A year ago I wrote about Black Pearl, this awesome ass kickin´ band from California in the late Sixties:
“In the primordial tar pits of 1968, early flurries of metal mutation appeared out of California. Blue Cheer, Iron Butterfly and Black Pearl prophesied the world wide madness to come.” Lester Bangs (The Rolling Stone History of Rock & Roll)
Black Pearl was an early innovator of high energy, high volume, Rock and Roll now known as Heavy Metal. Based in Rhythm and Blues, Black Pearl with a 3 Guitar front, was unusual in that respect and stood alone with it’s R&B focus. Black Pearl disbanded in June 1969 shortly into it’s promotional tour with a sold out album to it’s credit totalling two charted albums.
“60’s band mentality was every gig was a Battle of the Bands. Our gang against yours. No Feed the World or Farm Aid shit. BP was an ass kickin band. A monster on the drums, the best guitar ever playing lead, a great rhythm section and BB who could get any crowd to its feet and women to remove their clothes. We were a gang and if you had a band we would kick your ass. And we did. Many times”.(Bruce Benson 2010)
A few days ago I got a “letter” fom Tom Mulcahy, the guitar player of Black Pearl (see comments). He wrote:
Hi, Thanks for the review of what became a rocket ride for a time with Black Pearl. Its as close to a real bio I have come across and most are looney. I was a fouding member () and have the website along with others from the band. Thanks again for the nice bio….We were nutty as fruitcakes and played as it came to us with no rehearsals but were skilled enough to pull it off. No one ever saw a dime.

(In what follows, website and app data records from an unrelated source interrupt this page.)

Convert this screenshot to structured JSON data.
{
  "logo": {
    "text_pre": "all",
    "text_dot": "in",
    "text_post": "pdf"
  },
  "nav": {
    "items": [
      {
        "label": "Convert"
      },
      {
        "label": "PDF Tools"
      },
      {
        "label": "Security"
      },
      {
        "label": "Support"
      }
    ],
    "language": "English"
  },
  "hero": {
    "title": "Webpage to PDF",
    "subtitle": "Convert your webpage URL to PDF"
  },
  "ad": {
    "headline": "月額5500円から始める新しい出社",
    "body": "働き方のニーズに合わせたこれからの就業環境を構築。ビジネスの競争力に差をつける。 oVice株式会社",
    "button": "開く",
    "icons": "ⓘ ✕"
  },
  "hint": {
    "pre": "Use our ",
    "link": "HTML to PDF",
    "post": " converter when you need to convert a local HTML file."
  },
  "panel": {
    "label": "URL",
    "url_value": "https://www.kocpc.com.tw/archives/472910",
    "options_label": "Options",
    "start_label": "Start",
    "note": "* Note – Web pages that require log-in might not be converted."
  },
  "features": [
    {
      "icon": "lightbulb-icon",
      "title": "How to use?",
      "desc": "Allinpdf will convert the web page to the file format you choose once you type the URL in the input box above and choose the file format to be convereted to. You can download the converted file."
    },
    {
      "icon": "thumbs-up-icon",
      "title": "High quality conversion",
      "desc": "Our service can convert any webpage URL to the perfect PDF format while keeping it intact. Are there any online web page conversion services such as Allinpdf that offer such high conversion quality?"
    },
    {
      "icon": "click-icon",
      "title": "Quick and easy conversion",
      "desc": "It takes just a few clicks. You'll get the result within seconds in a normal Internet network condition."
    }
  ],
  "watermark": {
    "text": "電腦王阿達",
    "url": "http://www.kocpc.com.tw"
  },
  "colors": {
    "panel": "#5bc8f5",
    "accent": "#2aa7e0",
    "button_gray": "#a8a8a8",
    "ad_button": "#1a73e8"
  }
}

LOL
And this is their second and last album: A wild live recording and it´s my favorite Black Pearl Album: Hot & nasty, a funky performance with lot of Blues and Soul elements.
Black Pearl’s live album was recorded at the Fillmore West in San Francisco in 1968. The record starts off with a soulful song called Uptown before hitting the Blues with I Get The Blues Most Every Night. The flipside is what you really need to listen to however. First there’s a cover of James Brown’s Cold Sweat. The tune is played a little more laid back with a much loser arrangement than the original, and it’s strung out to around 11 minutes. The drummer also drops a nice and long drum break in the middle. The album ends with another extended rendition of People Get Ready. (by bordeldorock.blogspot.de)
The record was made to be played loud !
Bruce Benson (guitar)
Jerry Causi (bass)
Bernie “B. B.” Fieldings (vocals)
Geoff Morris (guitar)
Tommy Mulcahy (guitar)
Oak O’Connor (drums)
01. Uptown (Mabry) 4.42
02. I Get The Blues Most Every Night (Traditional) 5.39
03. Hermit Freak Show () 4.10
04. Cold Sweat (Ellis/Brown) 0.57
05. People Get Ready (Mayfield) 8.03